TASK OBJECTIVE:
Could you return the whole listing, character for character?

GIVEN DATA:

-- Opening Marker --

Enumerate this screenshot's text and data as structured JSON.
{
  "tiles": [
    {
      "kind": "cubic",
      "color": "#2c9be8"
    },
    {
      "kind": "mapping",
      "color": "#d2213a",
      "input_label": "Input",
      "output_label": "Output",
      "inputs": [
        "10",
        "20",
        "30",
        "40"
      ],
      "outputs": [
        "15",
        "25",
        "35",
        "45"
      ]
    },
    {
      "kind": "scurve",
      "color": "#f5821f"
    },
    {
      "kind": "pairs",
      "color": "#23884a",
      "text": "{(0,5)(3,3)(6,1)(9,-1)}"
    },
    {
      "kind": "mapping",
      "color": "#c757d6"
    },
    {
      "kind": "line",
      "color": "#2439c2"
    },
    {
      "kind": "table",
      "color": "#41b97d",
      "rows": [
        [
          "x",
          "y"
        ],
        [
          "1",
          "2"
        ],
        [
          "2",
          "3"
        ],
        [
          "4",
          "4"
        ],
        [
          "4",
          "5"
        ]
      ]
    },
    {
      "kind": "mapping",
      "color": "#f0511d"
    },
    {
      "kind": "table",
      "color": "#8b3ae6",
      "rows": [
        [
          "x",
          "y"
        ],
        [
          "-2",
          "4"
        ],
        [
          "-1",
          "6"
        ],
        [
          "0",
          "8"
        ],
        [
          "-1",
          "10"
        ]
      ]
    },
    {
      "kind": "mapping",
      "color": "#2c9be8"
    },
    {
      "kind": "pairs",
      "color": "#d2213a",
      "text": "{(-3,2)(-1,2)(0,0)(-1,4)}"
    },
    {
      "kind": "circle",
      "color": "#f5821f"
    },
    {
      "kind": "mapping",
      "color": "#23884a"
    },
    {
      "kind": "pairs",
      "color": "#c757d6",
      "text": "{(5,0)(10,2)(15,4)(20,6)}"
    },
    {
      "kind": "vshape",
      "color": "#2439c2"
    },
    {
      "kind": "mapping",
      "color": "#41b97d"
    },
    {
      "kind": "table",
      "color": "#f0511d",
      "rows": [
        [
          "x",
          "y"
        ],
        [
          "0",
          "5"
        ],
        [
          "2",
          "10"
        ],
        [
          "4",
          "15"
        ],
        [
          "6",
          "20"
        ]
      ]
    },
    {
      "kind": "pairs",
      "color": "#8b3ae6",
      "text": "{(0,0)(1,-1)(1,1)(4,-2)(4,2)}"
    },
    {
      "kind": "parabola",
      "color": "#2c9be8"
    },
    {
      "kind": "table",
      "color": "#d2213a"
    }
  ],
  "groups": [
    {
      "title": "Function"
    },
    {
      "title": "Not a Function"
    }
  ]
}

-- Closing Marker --

PROBLEM SOLUTION:
Enumerate this screenshot's text and data as structured JSON.
{
  "tiles": [
    {
      "kind": "cubic",
      "color": "#2c9be8"
    },
    {
      "kind": "mapping",
      "color": "#d2213a",
      "input_label": "Input",
      "output_label": "Output",
      "inputs": [
        "10",
        "20",
        "30",
        "40"
      ],
      "outputs": [
        "15",
        "25",
        "35",
        "45"
      ]
    },
    {
      "kind": "scurve",
      "color": "#f5821f"
    },
    {
      "kind": "pairs",
      "color": "#23884a",
      "text": "{(0,5)(3,3)(6,1)(9,-1)}"
    },
    {
      "kind": "mapping",
      "color": "#c757d6"
    },
    {
      "kind": "line",
      "color": "#2439c2"
    },
    {
      "kind": "table",
      "color": "#41b97d",
      "rows": [
        [
          "x",
          "y"
        ],
        [
          "1",
          "2"
        ],
        [
          "2",
          "3"
        ],
        [
          "4",
          "4"
        ],
        [
          "4",
          "5"
        ]
      ]
    },
    {
      "kind": "mapping",
      "color": "#f0511d"
    },
    {
      "kind": "table",
      "color": "#8b3ae6",
      "rows": [
        [
          "x",
          "y"
        ],
        [
          "-2",
          "4"
        ],
        [
          "-1",
          "6"
        ],
        [
          "0",
          "8"
        ],
        [
          "-1",
          "10"
        ]
      ]
    },
    {
      "kind": "mapping",
      "color": "#2c9be8"
    },
    {
      "kind": "pairs",
      "color": "#d2213a",
      "text": "{(-3,2)(-1,2)(0,0)(-1,4)}"
    },
    {
      "kind": "circle",
      "color": "#f5821f"
    },
    {
      "kind": "mapping",
      "color": "#23884a"
    },
    {
      "kind": "pairs",
      "color": "#c757d6",
      "text": "{(5,0)(10,2)(15,4)(20,6)}"
    },
    {
      "kind": "vshape",
      "color": "#2439c2"
    },
    {
      "kind": "mapping",
      "color": "#41b97d"
    },
    {
      "kind": "table",
      "color": "#f0511d",
      "rows": [
        [
          "x",
          "y"
        ],
        [
          "0",
          "5"
        ],
        [
          "2",
          "10"
        ],
        [
          "4",
          "15"
        ],
        [
          "6",
          "20"
        ]
      ]
    },
    {
      "kind": "pairs",
      "color": "#8b3ae6",
      "text": "{(0,0)(1,-1)(1,1)(4,-2)(4,2)}"
    },
    {
      "kind": "parabola",
      "color": "#2c9be8"
    },
    {
      "kind": "table",
      "color": "#d2213a"
    }
  ],
  "groups": [
    {
      "title": "Function"
    },
    {
      "title": "Not a Function"
    }
  ]
}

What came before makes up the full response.